If I were to draw a caricature of my son, it would be as an unusual but adorably endearing, lovable bird boy. He flaps, he squawks, he pecks, he waddles, he flits, he nests ... it is not at all difficult to imagine. It is so easy to see how birdlike he is in fact that I realize what I seem to work harder at, what takes more skill and artistry, is to draw out and exaggerate his typical boy features. It is here, exaggerating these traits, where I most often apply my perception and creativity.
When he flaps the leader of his social skills class has suggested I ask, "Don't flap your hands. How else can you show you are excited?"
When he peeps and squawks, I remind him I will not respond to him until he can tell me what he wants in a complete sentence or in a normal voice.
When he bumps into walls or into me and moves like a sparrow trapped against a window, (if it is at I time when I don't find this completely irritating) well then, I just cave in and I hug him tightly to me in a huge squeeze because I know that is what he needs. My little bird boy. He's a good egg, really.
In the realm of autism, his oddities aren't that big at all. We're lucky. Even though there are enough "classic" tell tale signs of the spectrum all over him, it took me forever to convince my Pediatrician who is also a friend that he did indeed have an autism spectrum disability. And though his high-functioning abilities concealed enough that more than one very bright adult completely missed anything odd about him, he has weaknesses that most certainly would not go over-looked by six- to ten-year olds. His odd traits grow huge in school and if there is anything eight-year old boys seem to be looking for, it is the ability to draw out individual traits at will and use them as ammunition. To be so easily drawn into caricature is a horrible liability for any kid.

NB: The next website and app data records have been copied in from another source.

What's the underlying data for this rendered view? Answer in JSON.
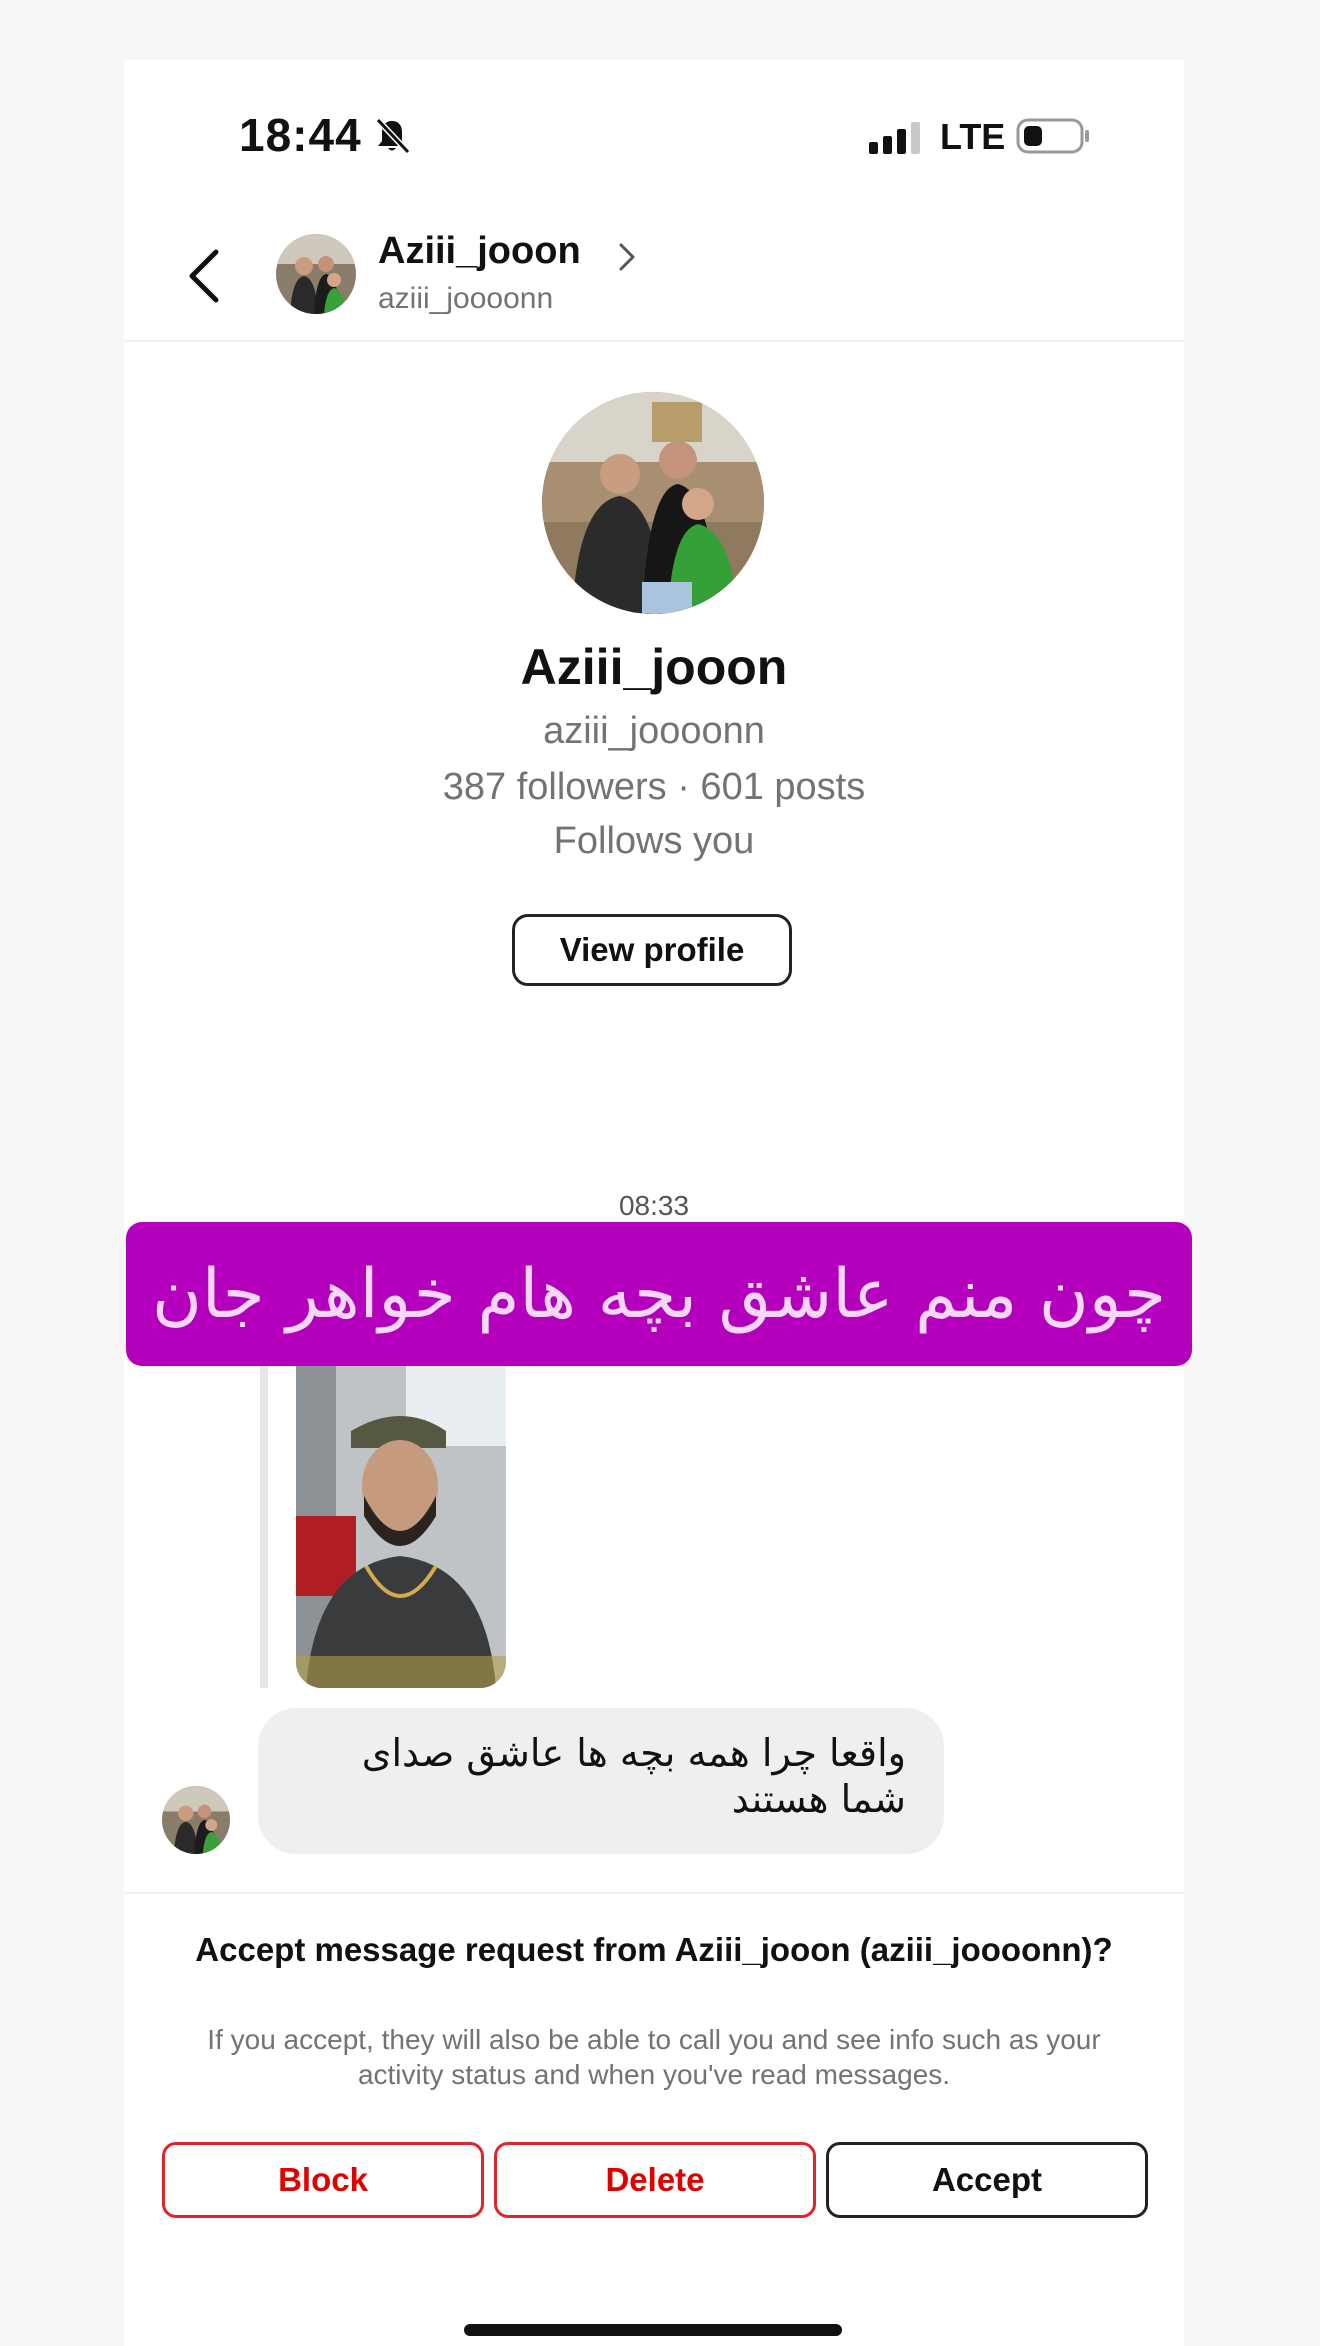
{
  "status_bar": {
    "time": "18:44",
    "network": "LTE",
    "icons": [
      "bell-slash-icon",
      "signal-icon",
      "battery-icon"
    ]
  },
  "header": {
    "display_name": "Aziii_jooon",
    "username": "aziii_joooonn",
    "icons": [
      "back-icon",
      "chevron-right-icon"
    ]
  },
  "profile": {
    "display_name": "Aziii_jooon",
    "username": "aziii_joooonn",
    "stats": "387 followers · 601 posts",
    "follows_you": "Follows you",
    "view_profile_label": "View profile"
  },
  "conversation": {
    "timestamp": "08:33",
    "caption_overlay": "چون منم عاشق بچه هام خواهر جان",
    "message_text": "واقعا چرا همه بچه ها عاشق صدای شما هستند"
  },
  "request": {
    "title": "Accept message request from Aziii_jooon (aziii_joooonn)?",
    "description": "If you accept, they will also be able to call you and see info such as your activity status and when you've read messages.",
    "block_label": "Block",
    "delete_label": "Delete",
    "accept_label": "Accept"
  },
  "colors": {
    "caption_banner": "#b400bd",
    "destructive": "#e00000",
    "secondary_text": "#737373",
    "bubble": "#efefef"
  }
}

Silver Lining: Adults, particularly kind and/or intelligent ones (my preferred types anyway), can be much more forgiving and accepting of odd individuals with quirky traits. We can see through them, past outward appearances. We can understand good intentions, appreciate finer qualities and recognize a myriad other distinctions. So even if he always remains oddly birdlike, I reassure myself that there are other ways he will grow out of it.